Date of Award
Master of Science (MS)
David G. Lundgren
In recent years the number of postmortem cases in which cocaine involvement is suspected has increased considerably. This has created a need for a rapid screening procedure for the postmortem samples. The present study examined the usefulness of vitreous humor specimens, analyzed by a rapid immunological assay, as a possible alternative to the more conventional and relatively slow gas chromatography/mass spectrometry of blood samples to screen for antemortem cocaine use. Medical examiner cases occurring over a six month period were reviewed and forty-eight cases which were determined to be drug related or drug induced deaths were analyzed. Postmortem concentrations of cocaine and its hydrolysis product, benzoylecgonine, recovered from blood, were compared to the concentrations detected in vitreous humor. These specimens were screened via a rapid fluorescence polarization immunoassay (FPIA) and also analyzed by gas chromatography/ mass spectrometry (GC/MS) for a quantitation of cocaine and its primary hydrolysis product, benzoylecgonine. An assessment of FPIA to screen postmortem vitreous humor samples was carried out. The sensitivity of this method was 0.03 mcg/ml. The vitreous humor cocaine metabolite levels by FPIA and GC/MS demonstrated a correlation coefficient of 0.7. Blood and vitreous humor benzoylecgonine levels from the same postmortem case analyzed by GC/MS showed a correlation coefficient of o.s. Significant correlation of the FPIA results with the GC/MS results demonstrate that the FPIA analysis of vitreous humor samples appears to be a valid screening technique to detect antemortem cocaine use. The vitreous humor was found to be a clean and stable body fluid which was suitable for this technique. It is concluded that the screening of postmortem vitreous humor for cocaine use by this FPIA method is a useful and reliable screening technique in forensic toxicology.
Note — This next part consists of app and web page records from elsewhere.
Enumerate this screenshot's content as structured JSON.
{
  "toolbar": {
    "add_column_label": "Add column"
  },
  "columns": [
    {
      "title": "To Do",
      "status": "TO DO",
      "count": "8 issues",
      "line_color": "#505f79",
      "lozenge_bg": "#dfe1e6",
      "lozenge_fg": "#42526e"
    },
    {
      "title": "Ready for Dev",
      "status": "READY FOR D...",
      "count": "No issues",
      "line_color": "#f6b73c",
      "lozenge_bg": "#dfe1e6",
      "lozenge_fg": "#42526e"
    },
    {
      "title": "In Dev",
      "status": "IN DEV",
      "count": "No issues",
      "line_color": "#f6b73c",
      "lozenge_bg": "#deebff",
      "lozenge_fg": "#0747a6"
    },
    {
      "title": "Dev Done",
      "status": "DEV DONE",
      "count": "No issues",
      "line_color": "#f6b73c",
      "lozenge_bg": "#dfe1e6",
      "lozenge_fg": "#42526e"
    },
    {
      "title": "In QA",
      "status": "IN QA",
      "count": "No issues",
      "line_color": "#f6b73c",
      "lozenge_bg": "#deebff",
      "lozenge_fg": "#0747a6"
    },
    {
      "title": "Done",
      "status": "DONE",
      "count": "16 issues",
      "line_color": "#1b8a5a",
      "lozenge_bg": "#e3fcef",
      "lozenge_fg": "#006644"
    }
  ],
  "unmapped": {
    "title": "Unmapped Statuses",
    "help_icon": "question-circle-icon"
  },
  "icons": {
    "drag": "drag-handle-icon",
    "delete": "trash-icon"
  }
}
Haley, Nancy Round, "FLUORESCENCE POLARIZATION IMMUNOASSAY OF VITREOUS HUMOR TO DETECT DRUG USE" (1991). Open Access Master's Theses. Paper 256.